Inquiry to Examine Israel-Palestine Conference

CAUT has announced a commis­sion of inquiry into events surrounding a controversial conference this summer on paths to peace in the Middle East.

The Evolution of American Women’s Studies

This book offers reflections by well-known women’s studies scholars, tracing their diverse experiences in the classroom and in the university over a 40-year span.

Doctoral Education and the Faculty of the Future

American colleges and universities simultaneously face large numbers of faculty retirements and expanding enrollments. Budget constraints have led colleges and universities to substitute part-time and full-time non-tenure-track faculty for tenure-track faculty.

Much to Learn from US Study

This is a lucid and concise account of the evolution of the idea and practice of academic freedom in the United States over the last century. The book is grounded on the seminal statements on academic freedom of the Ame­­rican Association of University Professors.

The Politics of Engagement

This book belongs to that species of reflection on the state of the university found most commonly among retired university presidents, whose experience, they intuit, makes them experts on the broader ideological, philosophical and moral questions facing tertiary education.

Acadia University Agrees to Resolve Wightman Case through Arbitration

With the assistance of a mediator, Acadia Uni­ver­sity and CAUT reached an agreement in the case of a professor — whose termination by Acadia had prompted CAUT to start censure proceedings against the university.

CAUT Budget Brief

CAUT is calling on the federal government’s 2010 budget to increase funding for the three granting councils and for better accessibility to post-secondary education.

CAUT Releases Peer Review Q&A Brochure

What is Fair? Q&A on Procedures and Standards in Peer Review: A free guide to serving on peer review committees is now available to academic staff. It was developed by CAUT’s AF&T Committee.

Carleton Student Wins Reid Fellowship

A doctoral student in sociology at Carleton University has been awarded CAUT’s Stewart Reid fellowship.

Measuring the Unmeasurable

Assessment and impact: these are the new watchwords in higher education. We have assessment indicators in the social sciences, the physical sciences and our business and law schools, which ask: “What does this research do? What footprint does it leave? Are its benefits worth the costs?”

Freedom of Inquiry Seems Always in Jeopardy

A conference last year “Free Inquiry at Risk: Universities in Dangerous Times” commemorated the 75th anniversary of the founding of the University in Exile at the New School for Social Research in New York.
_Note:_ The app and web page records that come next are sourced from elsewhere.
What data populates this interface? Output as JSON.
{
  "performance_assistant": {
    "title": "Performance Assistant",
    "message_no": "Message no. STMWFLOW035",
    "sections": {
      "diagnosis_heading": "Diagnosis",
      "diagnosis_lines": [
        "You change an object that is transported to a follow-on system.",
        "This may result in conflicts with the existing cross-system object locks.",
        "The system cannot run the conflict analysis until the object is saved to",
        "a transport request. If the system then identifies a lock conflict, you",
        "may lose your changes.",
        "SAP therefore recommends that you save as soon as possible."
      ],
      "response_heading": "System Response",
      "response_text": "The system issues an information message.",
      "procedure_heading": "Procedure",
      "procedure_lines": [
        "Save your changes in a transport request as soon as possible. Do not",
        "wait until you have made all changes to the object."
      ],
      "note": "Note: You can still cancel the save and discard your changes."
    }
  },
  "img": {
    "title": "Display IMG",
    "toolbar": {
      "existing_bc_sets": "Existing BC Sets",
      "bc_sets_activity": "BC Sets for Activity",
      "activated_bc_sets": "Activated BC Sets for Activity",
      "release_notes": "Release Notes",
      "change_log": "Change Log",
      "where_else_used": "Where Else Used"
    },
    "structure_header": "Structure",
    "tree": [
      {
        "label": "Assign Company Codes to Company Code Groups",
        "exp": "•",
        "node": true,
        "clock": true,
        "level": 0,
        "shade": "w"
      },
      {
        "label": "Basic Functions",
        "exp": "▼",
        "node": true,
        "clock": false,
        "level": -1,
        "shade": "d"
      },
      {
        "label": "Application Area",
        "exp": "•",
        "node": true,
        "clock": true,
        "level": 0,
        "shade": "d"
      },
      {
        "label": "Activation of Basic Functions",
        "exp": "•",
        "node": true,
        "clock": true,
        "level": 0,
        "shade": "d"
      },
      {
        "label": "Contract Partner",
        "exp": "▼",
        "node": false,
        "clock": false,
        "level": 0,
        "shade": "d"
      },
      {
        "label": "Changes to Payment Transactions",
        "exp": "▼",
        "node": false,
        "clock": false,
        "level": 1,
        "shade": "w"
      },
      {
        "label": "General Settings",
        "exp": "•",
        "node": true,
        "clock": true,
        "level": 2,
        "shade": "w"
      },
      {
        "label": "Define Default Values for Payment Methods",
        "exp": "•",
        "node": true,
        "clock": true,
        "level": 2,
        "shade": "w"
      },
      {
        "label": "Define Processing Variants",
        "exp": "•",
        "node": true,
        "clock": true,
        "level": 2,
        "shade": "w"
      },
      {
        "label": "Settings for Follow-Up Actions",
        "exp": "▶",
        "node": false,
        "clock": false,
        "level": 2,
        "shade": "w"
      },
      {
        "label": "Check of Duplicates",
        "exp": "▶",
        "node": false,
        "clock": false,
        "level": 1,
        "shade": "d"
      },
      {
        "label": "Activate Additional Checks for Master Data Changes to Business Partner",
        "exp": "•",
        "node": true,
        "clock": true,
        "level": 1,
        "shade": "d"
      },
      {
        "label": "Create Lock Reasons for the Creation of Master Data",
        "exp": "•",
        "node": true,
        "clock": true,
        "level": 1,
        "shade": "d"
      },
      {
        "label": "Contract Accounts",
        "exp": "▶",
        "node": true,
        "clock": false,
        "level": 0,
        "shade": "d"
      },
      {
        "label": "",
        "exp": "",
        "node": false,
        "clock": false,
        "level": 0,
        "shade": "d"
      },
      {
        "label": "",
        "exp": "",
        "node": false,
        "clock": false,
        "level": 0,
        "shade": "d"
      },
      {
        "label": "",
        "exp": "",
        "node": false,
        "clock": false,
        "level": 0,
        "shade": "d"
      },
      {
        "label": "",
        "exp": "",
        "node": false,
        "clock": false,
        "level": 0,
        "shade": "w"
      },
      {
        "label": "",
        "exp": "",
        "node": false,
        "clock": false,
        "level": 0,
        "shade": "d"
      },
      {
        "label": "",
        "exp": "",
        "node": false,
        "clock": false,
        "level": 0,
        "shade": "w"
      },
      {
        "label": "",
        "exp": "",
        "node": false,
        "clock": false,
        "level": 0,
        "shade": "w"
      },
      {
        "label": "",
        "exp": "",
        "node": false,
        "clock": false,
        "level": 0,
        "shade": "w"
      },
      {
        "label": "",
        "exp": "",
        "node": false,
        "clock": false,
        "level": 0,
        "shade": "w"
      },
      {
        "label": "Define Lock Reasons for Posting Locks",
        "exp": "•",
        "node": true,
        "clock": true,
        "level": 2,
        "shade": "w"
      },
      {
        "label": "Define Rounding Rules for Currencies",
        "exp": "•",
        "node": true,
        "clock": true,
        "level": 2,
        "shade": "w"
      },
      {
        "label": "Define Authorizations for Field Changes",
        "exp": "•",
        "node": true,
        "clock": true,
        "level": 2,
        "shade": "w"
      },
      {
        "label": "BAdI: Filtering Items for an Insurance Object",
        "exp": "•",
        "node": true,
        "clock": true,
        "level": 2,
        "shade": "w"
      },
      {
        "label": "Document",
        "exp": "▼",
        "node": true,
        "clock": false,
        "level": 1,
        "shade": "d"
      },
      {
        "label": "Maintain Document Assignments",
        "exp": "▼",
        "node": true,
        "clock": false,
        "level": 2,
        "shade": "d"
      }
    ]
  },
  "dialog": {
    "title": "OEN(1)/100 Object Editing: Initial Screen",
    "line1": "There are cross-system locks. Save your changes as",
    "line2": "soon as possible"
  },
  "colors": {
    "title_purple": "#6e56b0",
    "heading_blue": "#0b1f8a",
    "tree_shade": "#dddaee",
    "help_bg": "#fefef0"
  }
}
During the conference it became clear that the risks did not come exclusively from the usual suspects.

Sombres perspectives pour la population étudiante

Aux prises avec un taux de chômage record, une augmentation des droits de scolarité dans les six plus grandes provinces et une diminution du soutien financier, les étudiants demeurent parmi les membres de la société les plus durement touchés par la récession.

L’explosion de la demande

La privatisation, la diversification et la précarisation sont trois tendances qui bouleversent actuellement le secteur de l’éducation supé­rieure à l’échelle mondiale. Voilà le constat qu’ont dressé les interve­nants à la Conférence mondiale de l’UNESCO sur l’enseignement supérieur qui s’est tenue cet été à Paris.

Les médecins réclament l’interdiction de l’amiante

Les médecins du Canada appellent le gouvernement fédéral à abandonner son soutien à l’indus­trie de l’amiante.

Une conférence Israël-Palestine fait l’objet d’une commission d’enquête

L'ACPPU a annoncé la création d’une commission d’enquête sur les événements entourant la te­nue d’une conférence con­troversée sur les moyes de progresser vers la paix au Moyen-Orient.